The first movement opens in turns with heroic and peaceful themes in the strings. The famous ‘invasion’ section follows. Over a repeated side-drum figure, a very simple march tune is played thirteen times in increasingly full orchestration. Järvi masterminded the ten-minute passage perfectly, and the Orchestra responded brilliantly. The initial side-drum rhythm was quiet and yet solid enough to give a strong impression of the unexpectedness of the Nazi invasion. The theme was passed around the Orchestra with gently mounting tension until the great tuttis brought the aggressive wind dissonances and interjections from the percussion section. At the culmination of the passage, the floor could be felt vibrating, and the sorrowful lament (Shostakovich referred to this section as a requiem) for bassoon, played with beautiful tone, was tragic.

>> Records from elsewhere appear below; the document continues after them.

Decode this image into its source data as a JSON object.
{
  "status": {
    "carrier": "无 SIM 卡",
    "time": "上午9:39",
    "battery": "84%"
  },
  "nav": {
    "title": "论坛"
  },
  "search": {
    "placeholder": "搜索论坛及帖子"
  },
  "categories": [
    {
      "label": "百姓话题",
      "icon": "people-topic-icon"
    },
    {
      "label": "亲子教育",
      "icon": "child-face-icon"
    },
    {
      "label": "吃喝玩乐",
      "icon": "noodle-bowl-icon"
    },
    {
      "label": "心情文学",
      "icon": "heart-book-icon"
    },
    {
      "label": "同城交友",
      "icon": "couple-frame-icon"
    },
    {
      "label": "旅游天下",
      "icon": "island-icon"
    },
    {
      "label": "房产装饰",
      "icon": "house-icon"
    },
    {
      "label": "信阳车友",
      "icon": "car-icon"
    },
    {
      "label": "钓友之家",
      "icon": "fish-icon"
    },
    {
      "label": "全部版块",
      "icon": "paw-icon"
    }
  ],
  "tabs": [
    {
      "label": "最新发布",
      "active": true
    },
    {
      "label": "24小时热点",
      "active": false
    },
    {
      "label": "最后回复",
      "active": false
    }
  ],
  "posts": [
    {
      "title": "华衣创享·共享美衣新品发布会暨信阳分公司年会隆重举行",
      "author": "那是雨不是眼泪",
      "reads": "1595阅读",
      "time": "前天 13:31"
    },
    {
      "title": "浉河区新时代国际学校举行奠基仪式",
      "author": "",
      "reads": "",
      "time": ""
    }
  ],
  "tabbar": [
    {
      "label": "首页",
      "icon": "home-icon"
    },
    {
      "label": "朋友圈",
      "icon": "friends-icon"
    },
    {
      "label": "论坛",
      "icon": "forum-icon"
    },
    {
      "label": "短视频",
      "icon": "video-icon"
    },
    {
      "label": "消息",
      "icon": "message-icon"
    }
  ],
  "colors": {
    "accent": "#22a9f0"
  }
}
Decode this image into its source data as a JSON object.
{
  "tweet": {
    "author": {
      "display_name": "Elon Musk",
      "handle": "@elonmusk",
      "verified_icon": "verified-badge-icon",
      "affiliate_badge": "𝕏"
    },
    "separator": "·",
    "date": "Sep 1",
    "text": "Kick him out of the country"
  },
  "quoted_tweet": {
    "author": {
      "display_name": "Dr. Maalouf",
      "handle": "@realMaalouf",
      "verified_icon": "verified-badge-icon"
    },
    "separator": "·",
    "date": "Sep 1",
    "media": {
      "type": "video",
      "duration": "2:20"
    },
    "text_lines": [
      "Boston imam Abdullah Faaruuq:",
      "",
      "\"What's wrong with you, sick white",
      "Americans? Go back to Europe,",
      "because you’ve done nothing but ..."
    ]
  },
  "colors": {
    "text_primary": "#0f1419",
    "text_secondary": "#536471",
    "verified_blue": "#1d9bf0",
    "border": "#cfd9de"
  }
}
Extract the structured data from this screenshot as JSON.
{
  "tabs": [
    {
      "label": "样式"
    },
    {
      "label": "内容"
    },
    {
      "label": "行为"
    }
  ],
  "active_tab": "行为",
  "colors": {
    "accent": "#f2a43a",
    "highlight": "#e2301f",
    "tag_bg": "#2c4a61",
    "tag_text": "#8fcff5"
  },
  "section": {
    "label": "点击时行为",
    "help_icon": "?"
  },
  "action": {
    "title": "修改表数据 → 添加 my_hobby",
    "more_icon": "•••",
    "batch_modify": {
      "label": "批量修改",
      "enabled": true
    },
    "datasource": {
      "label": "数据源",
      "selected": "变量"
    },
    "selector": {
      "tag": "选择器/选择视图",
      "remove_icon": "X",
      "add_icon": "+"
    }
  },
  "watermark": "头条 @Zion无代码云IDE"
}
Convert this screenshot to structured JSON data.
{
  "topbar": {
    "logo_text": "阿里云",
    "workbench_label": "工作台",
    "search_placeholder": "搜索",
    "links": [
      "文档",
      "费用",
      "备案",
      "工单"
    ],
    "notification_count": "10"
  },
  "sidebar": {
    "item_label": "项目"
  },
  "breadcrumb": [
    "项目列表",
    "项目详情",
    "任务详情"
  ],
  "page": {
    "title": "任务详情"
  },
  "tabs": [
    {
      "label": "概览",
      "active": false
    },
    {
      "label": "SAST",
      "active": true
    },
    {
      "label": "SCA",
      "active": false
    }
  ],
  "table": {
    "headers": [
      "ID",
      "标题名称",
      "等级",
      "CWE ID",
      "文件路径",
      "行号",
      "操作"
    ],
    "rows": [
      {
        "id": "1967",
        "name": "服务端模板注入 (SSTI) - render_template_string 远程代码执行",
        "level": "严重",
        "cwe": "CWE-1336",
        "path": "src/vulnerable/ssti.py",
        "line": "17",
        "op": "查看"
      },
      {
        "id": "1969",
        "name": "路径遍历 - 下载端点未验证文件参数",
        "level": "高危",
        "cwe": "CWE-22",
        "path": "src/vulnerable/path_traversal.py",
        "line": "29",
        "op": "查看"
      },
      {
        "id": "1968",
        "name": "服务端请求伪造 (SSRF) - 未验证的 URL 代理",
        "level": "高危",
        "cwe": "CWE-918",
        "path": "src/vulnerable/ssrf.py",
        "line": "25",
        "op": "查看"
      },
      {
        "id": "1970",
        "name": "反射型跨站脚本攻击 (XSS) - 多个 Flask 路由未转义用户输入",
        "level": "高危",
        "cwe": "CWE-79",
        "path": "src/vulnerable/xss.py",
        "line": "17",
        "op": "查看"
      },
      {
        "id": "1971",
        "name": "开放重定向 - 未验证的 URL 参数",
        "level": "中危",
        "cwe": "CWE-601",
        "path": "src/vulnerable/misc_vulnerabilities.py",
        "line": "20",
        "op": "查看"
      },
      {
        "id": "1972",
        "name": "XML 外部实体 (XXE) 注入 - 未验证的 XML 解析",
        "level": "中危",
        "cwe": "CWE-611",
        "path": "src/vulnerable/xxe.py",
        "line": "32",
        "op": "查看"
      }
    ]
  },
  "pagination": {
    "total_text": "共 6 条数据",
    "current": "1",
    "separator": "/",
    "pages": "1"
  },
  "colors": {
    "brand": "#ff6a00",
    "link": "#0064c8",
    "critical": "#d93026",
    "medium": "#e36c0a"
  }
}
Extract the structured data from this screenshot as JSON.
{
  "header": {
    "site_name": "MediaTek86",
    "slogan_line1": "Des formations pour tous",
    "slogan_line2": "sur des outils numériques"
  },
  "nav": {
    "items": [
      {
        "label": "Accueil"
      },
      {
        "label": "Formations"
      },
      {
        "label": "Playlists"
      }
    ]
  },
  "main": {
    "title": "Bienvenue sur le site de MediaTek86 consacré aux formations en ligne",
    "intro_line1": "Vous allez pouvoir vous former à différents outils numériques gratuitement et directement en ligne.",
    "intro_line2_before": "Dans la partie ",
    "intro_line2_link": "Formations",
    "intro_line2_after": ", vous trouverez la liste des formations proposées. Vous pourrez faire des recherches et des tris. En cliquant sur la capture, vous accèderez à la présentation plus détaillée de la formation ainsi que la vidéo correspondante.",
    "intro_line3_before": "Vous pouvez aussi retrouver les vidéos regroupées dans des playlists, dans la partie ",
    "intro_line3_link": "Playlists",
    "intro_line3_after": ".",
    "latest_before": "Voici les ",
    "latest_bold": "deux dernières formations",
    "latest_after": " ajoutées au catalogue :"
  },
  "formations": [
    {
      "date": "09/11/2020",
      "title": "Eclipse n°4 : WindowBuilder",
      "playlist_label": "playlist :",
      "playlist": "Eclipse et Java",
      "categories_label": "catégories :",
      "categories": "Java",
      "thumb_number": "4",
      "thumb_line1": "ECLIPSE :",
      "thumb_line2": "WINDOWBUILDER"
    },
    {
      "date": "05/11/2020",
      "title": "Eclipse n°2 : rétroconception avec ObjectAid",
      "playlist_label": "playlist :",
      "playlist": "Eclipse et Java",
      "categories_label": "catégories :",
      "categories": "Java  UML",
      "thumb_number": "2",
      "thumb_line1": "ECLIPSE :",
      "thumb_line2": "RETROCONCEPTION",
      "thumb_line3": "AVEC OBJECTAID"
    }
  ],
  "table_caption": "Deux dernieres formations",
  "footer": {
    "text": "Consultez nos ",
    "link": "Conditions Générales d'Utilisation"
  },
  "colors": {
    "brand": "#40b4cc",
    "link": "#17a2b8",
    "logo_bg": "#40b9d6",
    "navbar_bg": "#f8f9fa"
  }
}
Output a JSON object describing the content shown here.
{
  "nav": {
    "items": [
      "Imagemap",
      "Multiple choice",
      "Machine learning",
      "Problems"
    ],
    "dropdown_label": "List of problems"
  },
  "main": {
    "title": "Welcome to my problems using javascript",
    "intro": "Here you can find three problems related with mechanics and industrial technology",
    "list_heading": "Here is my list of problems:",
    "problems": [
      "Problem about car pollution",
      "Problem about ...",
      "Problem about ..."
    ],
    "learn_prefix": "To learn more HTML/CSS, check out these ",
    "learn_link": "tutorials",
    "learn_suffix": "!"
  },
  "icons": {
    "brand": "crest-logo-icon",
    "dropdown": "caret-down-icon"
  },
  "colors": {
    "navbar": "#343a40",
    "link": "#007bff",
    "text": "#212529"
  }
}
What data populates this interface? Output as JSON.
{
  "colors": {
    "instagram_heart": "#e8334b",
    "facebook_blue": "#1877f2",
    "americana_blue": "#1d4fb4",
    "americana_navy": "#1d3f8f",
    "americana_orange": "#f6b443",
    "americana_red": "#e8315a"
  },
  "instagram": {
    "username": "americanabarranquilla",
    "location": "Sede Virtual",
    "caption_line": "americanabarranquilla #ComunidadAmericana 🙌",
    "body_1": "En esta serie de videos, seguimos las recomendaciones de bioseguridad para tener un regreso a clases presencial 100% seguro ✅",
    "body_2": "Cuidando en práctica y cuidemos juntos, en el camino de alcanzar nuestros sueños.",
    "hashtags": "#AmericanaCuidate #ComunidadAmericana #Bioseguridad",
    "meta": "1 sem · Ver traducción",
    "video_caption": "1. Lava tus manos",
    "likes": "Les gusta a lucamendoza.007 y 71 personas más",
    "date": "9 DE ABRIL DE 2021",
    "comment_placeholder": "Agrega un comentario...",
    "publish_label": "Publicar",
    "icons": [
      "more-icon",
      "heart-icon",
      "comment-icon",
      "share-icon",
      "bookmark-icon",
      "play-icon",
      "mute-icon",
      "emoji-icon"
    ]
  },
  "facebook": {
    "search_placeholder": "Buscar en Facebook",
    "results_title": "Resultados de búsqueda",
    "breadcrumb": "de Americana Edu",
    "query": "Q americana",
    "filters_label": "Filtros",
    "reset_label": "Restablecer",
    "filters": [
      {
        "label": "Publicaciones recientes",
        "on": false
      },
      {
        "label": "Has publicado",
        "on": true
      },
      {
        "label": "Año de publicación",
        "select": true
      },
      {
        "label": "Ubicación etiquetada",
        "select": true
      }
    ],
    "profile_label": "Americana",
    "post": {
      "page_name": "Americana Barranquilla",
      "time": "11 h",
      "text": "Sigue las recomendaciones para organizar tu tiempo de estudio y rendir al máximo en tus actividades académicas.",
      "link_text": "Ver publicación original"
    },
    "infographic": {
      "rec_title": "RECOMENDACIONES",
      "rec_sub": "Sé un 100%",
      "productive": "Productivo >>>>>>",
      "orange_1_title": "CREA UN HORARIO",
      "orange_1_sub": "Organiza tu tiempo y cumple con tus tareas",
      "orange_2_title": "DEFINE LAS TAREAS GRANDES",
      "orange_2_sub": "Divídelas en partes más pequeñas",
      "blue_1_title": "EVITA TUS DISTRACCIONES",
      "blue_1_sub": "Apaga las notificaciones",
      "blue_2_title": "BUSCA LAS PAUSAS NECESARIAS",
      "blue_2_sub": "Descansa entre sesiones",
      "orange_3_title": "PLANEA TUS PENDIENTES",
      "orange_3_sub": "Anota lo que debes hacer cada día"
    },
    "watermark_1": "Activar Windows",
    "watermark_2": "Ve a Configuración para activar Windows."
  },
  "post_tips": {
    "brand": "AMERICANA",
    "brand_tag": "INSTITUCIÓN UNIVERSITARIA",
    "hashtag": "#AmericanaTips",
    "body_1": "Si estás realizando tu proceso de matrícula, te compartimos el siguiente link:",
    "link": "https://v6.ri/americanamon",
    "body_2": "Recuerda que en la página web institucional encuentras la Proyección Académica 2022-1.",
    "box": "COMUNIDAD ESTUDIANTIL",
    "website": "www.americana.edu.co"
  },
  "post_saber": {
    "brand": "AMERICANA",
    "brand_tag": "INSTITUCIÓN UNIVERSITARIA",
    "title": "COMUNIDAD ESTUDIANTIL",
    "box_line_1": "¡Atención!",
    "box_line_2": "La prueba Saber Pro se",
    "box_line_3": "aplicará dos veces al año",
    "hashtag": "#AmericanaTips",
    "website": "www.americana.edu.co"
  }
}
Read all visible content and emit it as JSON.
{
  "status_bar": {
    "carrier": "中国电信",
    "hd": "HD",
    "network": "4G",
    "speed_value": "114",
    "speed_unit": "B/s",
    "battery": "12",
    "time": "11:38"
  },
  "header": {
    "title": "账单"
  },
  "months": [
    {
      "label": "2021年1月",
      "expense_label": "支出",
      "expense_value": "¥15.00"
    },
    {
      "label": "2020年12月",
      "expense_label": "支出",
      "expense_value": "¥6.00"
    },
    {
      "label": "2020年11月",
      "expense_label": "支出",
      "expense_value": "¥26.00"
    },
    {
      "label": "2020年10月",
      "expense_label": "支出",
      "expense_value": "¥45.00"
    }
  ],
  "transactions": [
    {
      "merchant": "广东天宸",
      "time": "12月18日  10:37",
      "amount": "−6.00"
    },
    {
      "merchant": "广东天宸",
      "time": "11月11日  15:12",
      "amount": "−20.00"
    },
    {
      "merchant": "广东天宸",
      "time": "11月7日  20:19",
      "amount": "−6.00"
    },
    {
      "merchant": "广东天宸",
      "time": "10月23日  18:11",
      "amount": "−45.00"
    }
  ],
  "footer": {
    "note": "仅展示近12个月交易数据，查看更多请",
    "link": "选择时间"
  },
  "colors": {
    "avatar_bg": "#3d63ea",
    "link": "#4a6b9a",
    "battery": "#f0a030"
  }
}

The inner movements follow a similar pattern of lyricism-militarism-resolve. The wind solos, notably for oboe and clarinet, were again excellent. The grand middle sections were followed by wonderfully ominous passages, particularly in the second movement, in which an extended bass clarinet solo continues over harp and military rhythm for woodwind, holding the memories of past conflict very close. The fourth movement again displays an ascent to a tumultuous middle section, followed by a quieter passage, this time with melodies passing between woodwind and strings. The work is not allowed to resolve quietly, however. A colossal C-major ending, which at its outset might suggest a proper resolution, finishes the symphony in a slightly ironic manner: is it really as easy as finishing with a big C-major chord after so much turmoil earlier in the piece? The shrill wind triplets and dissonant notes in the lower brass suggest not. Either way, there was no reserve from the Orchestra in the final passage, which prompted very lengthy applause. Järvi in particular, who had led with calm authority throughout, received a large cheer. This was a very solid presentation of a symphony with a history of notable performances, perhaps none more so than in Leningrad itself in 1942, in which an orchestra was cobbled together and the concert broadcast on loudspeakers throughout the city and at the invaders. It is also a special piece for the Orchestra and Järvi, whose 1988 Dundee recording of the piece received wide acclaim.